DATA UNDER STUDY
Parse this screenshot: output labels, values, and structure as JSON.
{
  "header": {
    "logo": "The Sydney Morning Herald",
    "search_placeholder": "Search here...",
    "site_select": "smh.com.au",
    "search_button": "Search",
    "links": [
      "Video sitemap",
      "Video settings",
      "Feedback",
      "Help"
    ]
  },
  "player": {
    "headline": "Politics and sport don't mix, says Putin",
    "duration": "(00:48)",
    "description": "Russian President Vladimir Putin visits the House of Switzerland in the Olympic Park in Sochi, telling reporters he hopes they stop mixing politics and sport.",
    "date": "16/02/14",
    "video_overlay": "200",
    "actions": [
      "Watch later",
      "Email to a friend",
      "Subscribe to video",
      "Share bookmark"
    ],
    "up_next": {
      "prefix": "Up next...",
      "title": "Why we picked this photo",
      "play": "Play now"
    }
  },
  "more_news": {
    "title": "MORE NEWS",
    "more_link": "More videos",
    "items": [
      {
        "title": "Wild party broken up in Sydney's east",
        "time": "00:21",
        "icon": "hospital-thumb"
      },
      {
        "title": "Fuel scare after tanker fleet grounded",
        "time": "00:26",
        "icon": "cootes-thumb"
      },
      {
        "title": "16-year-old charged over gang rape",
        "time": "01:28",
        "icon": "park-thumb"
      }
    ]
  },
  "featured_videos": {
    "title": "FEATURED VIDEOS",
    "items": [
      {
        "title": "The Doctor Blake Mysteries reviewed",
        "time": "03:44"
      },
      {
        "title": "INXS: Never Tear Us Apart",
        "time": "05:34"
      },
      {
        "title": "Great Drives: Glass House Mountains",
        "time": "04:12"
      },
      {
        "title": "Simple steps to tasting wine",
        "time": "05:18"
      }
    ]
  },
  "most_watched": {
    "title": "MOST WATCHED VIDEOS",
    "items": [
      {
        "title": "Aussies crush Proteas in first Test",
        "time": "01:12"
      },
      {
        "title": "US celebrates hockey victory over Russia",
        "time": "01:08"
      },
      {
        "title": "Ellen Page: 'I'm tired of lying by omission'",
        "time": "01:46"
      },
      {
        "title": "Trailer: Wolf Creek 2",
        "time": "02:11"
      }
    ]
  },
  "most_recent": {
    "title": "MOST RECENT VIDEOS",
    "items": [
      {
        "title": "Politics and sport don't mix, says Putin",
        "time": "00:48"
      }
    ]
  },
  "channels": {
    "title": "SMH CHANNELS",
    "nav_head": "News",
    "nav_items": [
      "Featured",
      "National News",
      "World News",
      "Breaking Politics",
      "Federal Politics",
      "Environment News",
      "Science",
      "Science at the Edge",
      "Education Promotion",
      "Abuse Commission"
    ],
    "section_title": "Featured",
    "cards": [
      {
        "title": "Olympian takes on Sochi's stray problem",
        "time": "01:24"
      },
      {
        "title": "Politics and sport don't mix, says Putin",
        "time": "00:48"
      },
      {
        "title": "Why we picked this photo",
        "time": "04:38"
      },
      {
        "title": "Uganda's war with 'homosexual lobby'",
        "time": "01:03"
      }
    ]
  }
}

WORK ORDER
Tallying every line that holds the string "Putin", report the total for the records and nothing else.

COMPLETED TASK
4